in a neonatal intensive care unit: Did staff fingernails play a role in disease transmission? Infect Control Hosp Epidemiol 2000;21:80-5.
Boyce JM. Scientific basis for handwashing with alcohol and other waterless antiseptic agents. In: Rutala WA, editor. Disinfection, Sterilization and Antisepsis: Principles and Practices in Healthcare Facilities. Washington, DC: Association for Professionals in Infection Control and Epidemiology, Inc.; 2001. p. 140-51.
Siegel JD, Rhinehart E, Jackson M, Chiarello L; Health Care Infection Control Practices Advisory Committee. 2007 guideline for isolation precautions: Preventing transmission of infectious agents in health care settings. Am J Infect Control 2007;35 10 Suppl 2:S65-164.
Anderson DJ, Podgorny K, Berríos-Torres SI, Bratzler DW, Dellinger EP, Greene L, et al
. Strategies to prevent surgical site infections in acute care hospitals: 2014 update. Infect Control Hosp Epidemiol 2014;35:605-27.
Classen DC, Evans RS, Pestotnik SL, Horn SD, Menlove RL, Burke JP. The timing of prophylactic administration of antibiotics and the risk of surgical-wound infection. N
Engl J Med 1992;326:281-6.
Haddadin Y, Regunath H. Central Line Associated Blood Stream Infections (CLABSI). Treasure Island (FL): StatPearls Publishing; 2019.
Goetz AM, Wagener MM, Miller JM, Muder RR. Risk of infection due to central venous catheters: Effect of site of placement and catheter type. Infect Control Hosp Epidemiol 1998;19:842-5.
Gould CV, Umscheid CA, Agarwal RK, Kuntz G, Pegues DA, Healthcare Infection Control Practices Advisory Committee. Guideline for prevention of catheter-associated urinary tract infections 2009. Infect Control Hosp Epidemiol 2010;31:319-26.
Mori H, Hirasawa H, Oda S, Shiga H, Matsuda K, Nakamura M. Oral care reduces incidence of ventilator-associated pneumonia in ICU populations. Intensive Care Med 2006;32:230-6.
Pearson LS, Hutton JL. A controlled trial to compare the ability of foam swabs and toothbrushes to remove dental plaque. J Adv Nurs 2002;39:480-9.
Torres A, Serra-Batlles J, Ros E, Piera C, Puig de la Bellacasa J, Cobos A, et al
. Pulmonary aspiration of gastric contents in patients receiving mechanical ventilation: The effect of body position. Ann Intern Med 1992;116:540-3.
Orozco-Levi M, Torres A, Ferrer M, Piera C, el-Ebiary M, de la Bellacasa JP, et al
. Semirecumbent position protects from pulmonary aspiration but not completely from gastroesophageal reflux in mechanically ventilated patients. Am J Respir Crit Care Med 1995;152:1387-90.

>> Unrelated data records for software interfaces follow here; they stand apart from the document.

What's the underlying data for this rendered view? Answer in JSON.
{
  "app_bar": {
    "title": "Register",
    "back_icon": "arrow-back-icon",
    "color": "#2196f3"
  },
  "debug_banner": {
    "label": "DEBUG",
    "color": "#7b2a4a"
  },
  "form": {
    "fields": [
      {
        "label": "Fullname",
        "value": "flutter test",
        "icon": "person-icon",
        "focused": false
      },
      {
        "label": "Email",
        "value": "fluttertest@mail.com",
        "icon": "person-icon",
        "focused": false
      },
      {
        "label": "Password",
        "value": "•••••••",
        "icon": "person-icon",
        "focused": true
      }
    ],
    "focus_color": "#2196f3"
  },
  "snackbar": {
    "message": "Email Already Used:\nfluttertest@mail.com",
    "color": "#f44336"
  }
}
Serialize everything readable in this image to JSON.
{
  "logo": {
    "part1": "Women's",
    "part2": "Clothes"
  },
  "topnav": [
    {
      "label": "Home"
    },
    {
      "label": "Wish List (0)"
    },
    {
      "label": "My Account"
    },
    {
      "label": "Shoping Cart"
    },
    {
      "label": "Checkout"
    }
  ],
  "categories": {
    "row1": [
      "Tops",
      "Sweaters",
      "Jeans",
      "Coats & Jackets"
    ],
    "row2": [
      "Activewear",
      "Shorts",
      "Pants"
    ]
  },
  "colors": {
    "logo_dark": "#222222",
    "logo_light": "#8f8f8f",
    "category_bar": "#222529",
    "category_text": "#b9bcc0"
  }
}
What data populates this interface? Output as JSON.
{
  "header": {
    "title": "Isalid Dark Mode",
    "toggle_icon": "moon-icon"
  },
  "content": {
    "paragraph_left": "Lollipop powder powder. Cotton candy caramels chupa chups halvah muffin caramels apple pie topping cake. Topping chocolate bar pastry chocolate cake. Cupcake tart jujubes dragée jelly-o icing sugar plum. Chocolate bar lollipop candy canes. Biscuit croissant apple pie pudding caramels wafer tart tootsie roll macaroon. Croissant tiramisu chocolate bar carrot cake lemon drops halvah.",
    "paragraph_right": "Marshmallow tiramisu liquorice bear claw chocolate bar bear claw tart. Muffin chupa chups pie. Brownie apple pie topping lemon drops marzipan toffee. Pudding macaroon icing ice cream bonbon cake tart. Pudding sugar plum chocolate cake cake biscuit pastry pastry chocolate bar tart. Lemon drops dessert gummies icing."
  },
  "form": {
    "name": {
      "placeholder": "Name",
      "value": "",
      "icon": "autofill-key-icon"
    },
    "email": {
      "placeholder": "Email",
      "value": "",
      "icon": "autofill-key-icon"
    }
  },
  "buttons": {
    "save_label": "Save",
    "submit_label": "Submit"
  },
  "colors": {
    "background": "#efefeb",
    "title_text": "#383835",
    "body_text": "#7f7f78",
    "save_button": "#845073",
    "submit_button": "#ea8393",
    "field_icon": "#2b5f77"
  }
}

Gruda A, Sopjani I. The knowledge, attitudes and practices of nurses toward management of hospital-acquired infections in the university clinical center of Kosovo. Mater Sociomed 2017;29:84-7.
[Figure 1], [Figure 2], [Figure 3]
[Table 1], [Table 2], [Table 3], [Table 4], [Table 5], [Table 6], [Table 7], [Table 8]